*How to complete this task*
Filter the entries beneath this task, copying only the lines that hold the word "Generate".
Raw data Start Marker
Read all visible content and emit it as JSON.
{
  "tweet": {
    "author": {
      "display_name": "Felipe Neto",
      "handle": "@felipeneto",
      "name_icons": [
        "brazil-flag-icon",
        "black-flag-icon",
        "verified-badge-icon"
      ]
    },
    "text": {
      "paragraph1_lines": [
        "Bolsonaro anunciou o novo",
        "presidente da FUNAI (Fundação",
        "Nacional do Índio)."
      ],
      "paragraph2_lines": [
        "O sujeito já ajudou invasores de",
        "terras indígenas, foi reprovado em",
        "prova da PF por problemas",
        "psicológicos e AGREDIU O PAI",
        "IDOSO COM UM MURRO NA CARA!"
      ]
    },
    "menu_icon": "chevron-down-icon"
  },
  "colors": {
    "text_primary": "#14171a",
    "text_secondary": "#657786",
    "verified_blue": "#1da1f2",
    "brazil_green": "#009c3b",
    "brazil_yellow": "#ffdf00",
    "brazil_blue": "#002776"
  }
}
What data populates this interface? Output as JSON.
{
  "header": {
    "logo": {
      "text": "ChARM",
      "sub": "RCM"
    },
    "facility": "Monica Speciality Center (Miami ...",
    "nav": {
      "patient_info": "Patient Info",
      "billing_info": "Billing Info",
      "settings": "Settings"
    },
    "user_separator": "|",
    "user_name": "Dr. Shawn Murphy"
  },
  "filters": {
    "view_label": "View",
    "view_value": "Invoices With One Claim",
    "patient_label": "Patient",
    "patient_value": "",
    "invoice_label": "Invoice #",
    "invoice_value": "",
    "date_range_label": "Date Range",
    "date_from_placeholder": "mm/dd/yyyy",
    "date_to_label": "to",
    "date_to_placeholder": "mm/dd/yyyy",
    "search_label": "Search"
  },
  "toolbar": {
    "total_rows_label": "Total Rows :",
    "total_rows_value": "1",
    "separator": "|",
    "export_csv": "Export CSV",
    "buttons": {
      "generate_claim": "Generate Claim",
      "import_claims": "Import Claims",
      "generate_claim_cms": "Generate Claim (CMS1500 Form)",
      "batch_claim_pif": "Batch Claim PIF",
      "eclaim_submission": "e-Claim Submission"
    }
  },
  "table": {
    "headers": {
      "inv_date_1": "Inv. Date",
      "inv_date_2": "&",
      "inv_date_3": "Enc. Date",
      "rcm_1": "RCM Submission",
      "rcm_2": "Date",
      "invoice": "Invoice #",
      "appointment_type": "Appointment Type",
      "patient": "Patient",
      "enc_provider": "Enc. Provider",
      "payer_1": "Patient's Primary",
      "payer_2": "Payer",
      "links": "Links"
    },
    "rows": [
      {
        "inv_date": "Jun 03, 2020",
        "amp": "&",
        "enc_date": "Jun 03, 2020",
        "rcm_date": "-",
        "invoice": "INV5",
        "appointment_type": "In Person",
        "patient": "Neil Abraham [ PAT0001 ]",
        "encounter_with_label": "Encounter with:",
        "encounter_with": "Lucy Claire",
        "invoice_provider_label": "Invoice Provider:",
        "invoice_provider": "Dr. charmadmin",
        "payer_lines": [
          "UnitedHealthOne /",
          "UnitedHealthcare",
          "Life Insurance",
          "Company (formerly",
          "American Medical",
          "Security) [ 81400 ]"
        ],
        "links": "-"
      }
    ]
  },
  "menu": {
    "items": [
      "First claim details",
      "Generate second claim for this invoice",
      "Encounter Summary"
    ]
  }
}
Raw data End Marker
*Solution*
      "generate_claim": "Generate Claim",
      "generate_claim_cms": "Generate Claim (CMS1500 Form)",
      "Generate second claim for this invoice",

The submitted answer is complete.